Hoy noted that the Grammys draw a music crowd, the Oscars a movie crowd, the Emmys those from TV - but that the inauguration will draw all three groups, along with people from business, law and politics. Not to mention reporters from around the globe.
"That's the difference," Hoy said. "This is like all the world is going to be there."
Grace Baptist Church of Germantown has seen a 52-seat bus dwindle to 25 riders. "Folks are dropping off left and right," the church's Tyrone Beach said.
But Broida is determined to get there. He and 54 others on the bus plan to depart from the parking lot of the Radnor Hotel at 5 a.m.
"One possibility is they'll usher buses to RFK, and we'll park and take the Metro."
When he attended Clinton's first inauguration, Broida said, the trains were packed - at 7 a.m. The crowd for Obama is expected to be far greater.

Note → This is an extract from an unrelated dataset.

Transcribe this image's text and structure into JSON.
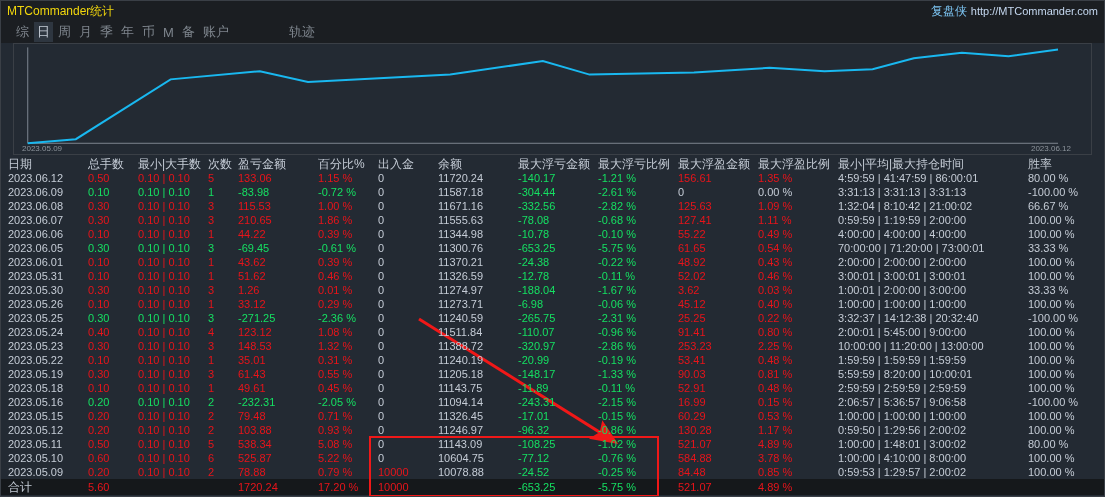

Broida isn't worried, though. He has attended lots of demonstrations in Washington and organized loads of bus trips. He has the cell-phone numbers of everyone in the group in case someone gets lost. If the bus can get within 15 blocks of the Capitol, people can walk.
He's ready for freezing weather, long lines and lengthy delays.
"If you're not," he said, "you shouldn't go."
Broida, the interim director of Arthur Ashe Youth Tennis and Education in Philadelphia, worked for Obama during the campaign. He also raised $35,000 for the candidate. He's hoping his service might earn him a ticket to the viewing area near the stage.
"If I don't get a ticket, I'll stand on the steps of the Lincoln Memorial, and I'll see the crowd in front of me, and the dome of the Capitol," he said. "And that's good enough for me."
A crush that didn't develop
In 1976, as hordes of people were expected to descend on Philadelphia for the nation's Bicentennial Fourth of July celebration, a worried Mayor Frank Rizzo asked for 15,000 Army troops to maintain order.
He expected 15 to 20 million visitors and "attempts at disruption and violence by a substantial coalition of leftist radicals."
President Gerald Ford turned down the request.
The national debate over troops for the city scared away would-be celebrants. Only about two million, including Queen Elizabeth and Charlton Heston, showed up for the festivities, which were quite peaceful.
- Kia Gregory